We're in Egypt and an unknown country is plotting to create an incident involving the Suez Canal that will have France and Britain at each other's throats. A master criminal and his gang, taking orders from this nameless country, will set mines at the entrance of the Canal. When the French fleet starts to pass though...kablooie! False evidence will point to Britain. However, Kentaro Moto of the International Police has been working to expose this plot for weeks. He knows the master criminal is in fact Fabian the Great (Ricardo Cortez), a smooth, quick-thinking and ruthless individual posing as a ventriloquist at a seedy Egyptian music hall. It would be hard to decide which is worse, Fabian's utter lack of scruple or George Sanders' awful German accent. (He plays Eric Novel, who tends to show up too often at places he shouldn't be.) Moto quickly finds he is alone. Every time he thinks he can call for assistance, death gets in the way. Finally, with only a foolish Englishman, played to perfection by Robert Coote, to help, Moto prevails and world peace is insured for a few more weeks. (The movie was made in 1939)

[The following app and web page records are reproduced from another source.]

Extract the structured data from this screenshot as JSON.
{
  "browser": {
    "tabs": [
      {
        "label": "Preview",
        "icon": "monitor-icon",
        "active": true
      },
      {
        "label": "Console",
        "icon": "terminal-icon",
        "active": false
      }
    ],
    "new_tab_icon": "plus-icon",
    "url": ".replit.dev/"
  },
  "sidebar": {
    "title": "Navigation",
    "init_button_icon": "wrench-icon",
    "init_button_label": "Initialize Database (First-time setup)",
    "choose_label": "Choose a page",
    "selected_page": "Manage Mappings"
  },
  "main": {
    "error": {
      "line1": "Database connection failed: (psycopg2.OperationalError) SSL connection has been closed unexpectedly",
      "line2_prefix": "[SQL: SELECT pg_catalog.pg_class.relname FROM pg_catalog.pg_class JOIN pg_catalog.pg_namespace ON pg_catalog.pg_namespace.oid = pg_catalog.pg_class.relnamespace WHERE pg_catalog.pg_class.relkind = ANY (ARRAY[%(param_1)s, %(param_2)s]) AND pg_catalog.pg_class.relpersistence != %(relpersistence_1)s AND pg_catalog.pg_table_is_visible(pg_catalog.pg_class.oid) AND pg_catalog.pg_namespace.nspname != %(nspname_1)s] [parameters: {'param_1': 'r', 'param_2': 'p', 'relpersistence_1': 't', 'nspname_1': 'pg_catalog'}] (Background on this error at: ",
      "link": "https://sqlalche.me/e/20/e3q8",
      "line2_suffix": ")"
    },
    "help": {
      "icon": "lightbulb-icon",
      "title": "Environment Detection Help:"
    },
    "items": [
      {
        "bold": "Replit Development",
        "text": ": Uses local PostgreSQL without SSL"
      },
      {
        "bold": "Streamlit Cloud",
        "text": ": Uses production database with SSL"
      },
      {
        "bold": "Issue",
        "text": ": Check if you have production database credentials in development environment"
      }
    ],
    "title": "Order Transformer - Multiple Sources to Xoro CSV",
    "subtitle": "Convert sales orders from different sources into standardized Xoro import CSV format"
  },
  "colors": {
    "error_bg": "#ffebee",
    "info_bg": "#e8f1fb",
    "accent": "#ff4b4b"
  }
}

Peter Lorre continues to do a fine job as Kentaro Moto. He gives Moto an interesting blend of innocence, shrewdness and ruthlessness. Ricardo Cortez, a great success as a leading man in the silent movies, was by now doing movies like this. He may be a stolid actor, but he still is interesting enough to carry the role without breaking a sweat. Unfortunately, George Sanders is just about as bad as his accent. My heart, however, was captured by Virginia Field as Connie, proprietor of Connie's Place, a seedy dive. Connie loves Fabian too much but at least she can tell the difference between right (smuggling) and wrong (blowing up the French fleet). Field plays Connie as a kind of dime-store version of Joan Blondell...blond, plump, good-hearted and luscious.
For those who also like to keep score, here's what I came up with. Caused by the bad guys: Death by knifing; death by diving bell. Caused by Kentaro Moto: Death by judo chop; death by too much Suez water. Caused by the ringer: Death by bullet into the chest.
Mr. Moto's Last Warning is one of the four movies in The Mr. Moto Collection - Volume Two releaased by Twentieth Century Fox. It looks and sounds fine. Other editions are available because the movie fell into the public domain. They all are supposed to have poor DVD transfers. If you're a Moto person, I'd advise just buying the collection."